(Dataset rows for apps and sites)
--

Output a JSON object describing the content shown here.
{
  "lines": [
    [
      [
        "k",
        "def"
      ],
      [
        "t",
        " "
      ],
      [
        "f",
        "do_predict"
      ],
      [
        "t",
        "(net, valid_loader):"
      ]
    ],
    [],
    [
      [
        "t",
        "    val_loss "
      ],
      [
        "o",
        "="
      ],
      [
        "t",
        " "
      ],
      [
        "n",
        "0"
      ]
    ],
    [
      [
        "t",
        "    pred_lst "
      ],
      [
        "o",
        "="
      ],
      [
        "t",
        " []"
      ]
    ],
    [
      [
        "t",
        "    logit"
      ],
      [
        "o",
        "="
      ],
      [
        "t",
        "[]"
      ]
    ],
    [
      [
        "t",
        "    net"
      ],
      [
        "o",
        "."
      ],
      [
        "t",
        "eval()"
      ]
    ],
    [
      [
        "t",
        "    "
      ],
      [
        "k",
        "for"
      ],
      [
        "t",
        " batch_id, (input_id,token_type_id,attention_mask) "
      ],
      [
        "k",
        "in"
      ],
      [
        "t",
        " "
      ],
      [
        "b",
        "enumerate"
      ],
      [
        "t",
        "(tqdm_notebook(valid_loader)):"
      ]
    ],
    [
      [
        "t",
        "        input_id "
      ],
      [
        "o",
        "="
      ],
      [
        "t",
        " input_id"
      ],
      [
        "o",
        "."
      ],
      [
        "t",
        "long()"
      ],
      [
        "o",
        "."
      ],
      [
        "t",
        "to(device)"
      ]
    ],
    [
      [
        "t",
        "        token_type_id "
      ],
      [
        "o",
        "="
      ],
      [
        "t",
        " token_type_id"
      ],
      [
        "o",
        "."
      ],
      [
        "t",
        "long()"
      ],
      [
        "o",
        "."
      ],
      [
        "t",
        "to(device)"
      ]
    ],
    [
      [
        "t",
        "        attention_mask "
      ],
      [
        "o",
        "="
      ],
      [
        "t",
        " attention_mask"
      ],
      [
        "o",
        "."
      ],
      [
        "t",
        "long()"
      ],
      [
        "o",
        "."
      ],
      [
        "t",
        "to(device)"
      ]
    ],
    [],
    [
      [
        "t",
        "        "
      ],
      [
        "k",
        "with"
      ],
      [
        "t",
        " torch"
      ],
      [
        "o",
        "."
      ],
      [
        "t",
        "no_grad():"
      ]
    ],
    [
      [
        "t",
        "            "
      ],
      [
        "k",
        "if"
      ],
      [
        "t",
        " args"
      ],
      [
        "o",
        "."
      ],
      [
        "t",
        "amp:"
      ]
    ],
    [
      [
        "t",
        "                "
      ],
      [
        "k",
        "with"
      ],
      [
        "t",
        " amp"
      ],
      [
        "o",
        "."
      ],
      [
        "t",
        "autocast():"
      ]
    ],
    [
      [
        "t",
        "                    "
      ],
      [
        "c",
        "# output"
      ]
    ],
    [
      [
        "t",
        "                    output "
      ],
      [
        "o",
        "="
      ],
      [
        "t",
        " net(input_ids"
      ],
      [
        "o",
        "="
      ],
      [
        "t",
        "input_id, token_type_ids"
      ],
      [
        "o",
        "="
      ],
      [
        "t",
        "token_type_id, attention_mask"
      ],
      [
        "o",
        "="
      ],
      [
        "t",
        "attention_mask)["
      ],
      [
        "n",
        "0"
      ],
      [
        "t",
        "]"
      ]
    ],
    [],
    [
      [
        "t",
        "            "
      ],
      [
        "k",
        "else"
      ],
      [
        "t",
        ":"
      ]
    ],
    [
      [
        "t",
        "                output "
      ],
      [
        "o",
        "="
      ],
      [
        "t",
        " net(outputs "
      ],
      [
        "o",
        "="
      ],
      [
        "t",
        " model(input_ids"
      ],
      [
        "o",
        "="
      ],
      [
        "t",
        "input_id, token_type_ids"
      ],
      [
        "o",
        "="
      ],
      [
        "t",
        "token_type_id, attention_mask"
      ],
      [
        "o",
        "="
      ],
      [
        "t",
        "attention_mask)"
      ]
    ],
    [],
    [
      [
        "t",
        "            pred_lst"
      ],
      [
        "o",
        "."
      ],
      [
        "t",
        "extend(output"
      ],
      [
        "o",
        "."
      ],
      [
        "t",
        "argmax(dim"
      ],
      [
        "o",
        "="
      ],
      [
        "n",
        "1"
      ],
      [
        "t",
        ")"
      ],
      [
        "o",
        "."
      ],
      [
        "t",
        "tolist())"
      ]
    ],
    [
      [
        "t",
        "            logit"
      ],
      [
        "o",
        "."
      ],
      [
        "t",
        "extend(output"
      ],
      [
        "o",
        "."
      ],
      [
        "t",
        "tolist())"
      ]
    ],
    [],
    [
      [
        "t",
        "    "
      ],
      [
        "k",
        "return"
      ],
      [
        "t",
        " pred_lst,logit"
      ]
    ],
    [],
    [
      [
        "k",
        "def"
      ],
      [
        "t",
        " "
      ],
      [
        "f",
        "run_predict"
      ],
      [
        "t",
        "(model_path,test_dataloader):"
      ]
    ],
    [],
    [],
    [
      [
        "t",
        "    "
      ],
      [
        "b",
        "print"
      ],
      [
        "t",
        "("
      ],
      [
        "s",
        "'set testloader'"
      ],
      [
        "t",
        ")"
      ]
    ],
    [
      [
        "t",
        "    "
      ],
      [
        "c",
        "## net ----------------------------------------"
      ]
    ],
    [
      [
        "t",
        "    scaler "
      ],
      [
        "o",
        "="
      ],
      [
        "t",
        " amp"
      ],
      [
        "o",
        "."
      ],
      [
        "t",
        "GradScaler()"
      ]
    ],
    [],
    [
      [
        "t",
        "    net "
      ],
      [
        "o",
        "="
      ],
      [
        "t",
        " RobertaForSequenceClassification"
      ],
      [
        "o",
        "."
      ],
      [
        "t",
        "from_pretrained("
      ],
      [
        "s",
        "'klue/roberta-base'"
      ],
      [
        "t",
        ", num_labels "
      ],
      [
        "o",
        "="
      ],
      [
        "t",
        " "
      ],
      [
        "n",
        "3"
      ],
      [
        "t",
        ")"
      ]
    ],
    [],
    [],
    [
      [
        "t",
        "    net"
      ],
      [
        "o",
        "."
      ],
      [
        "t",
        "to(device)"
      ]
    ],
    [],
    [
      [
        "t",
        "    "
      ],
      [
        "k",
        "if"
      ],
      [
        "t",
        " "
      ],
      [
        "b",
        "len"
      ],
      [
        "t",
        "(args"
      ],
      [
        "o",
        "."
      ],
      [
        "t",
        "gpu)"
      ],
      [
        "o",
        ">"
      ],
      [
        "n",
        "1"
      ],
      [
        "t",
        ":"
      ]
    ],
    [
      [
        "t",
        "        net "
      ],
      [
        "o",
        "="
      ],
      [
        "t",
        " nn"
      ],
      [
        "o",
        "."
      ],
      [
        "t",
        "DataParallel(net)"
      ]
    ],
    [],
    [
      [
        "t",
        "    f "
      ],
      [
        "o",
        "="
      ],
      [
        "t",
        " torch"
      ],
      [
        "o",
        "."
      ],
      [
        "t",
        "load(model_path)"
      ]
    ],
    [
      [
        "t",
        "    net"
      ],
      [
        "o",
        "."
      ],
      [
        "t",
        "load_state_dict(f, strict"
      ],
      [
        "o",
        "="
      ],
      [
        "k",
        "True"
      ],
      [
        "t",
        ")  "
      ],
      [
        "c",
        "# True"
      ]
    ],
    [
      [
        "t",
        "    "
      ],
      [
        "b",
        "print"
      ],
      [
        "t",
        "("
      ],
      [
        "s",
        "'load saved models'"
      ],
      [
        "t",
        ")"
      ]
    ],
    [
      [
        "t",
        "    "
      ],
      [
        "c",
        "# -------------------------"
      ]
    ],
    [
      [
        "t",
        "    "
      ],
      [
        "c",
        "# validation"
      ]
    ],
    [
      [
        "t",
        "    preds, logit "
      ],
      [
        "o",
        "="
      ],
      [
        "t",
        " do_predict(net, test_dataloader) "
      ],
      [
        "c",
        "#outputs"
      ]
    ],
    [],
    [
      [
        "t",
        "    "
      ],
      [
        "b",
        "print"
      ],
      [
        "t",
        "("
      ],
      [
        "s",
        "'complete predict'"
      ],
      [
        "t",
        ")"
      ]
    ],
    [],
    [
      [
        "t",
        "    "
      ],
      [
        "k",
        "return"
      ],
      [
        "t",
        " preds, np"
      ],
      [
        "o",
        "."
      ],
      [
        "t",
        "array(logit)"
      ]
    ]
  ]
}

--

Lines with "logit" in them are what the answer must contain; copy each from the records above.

        "    logit"
        "            logit"
        " pred_lst,logit"
        "    preds, logit "
        "array(logit)"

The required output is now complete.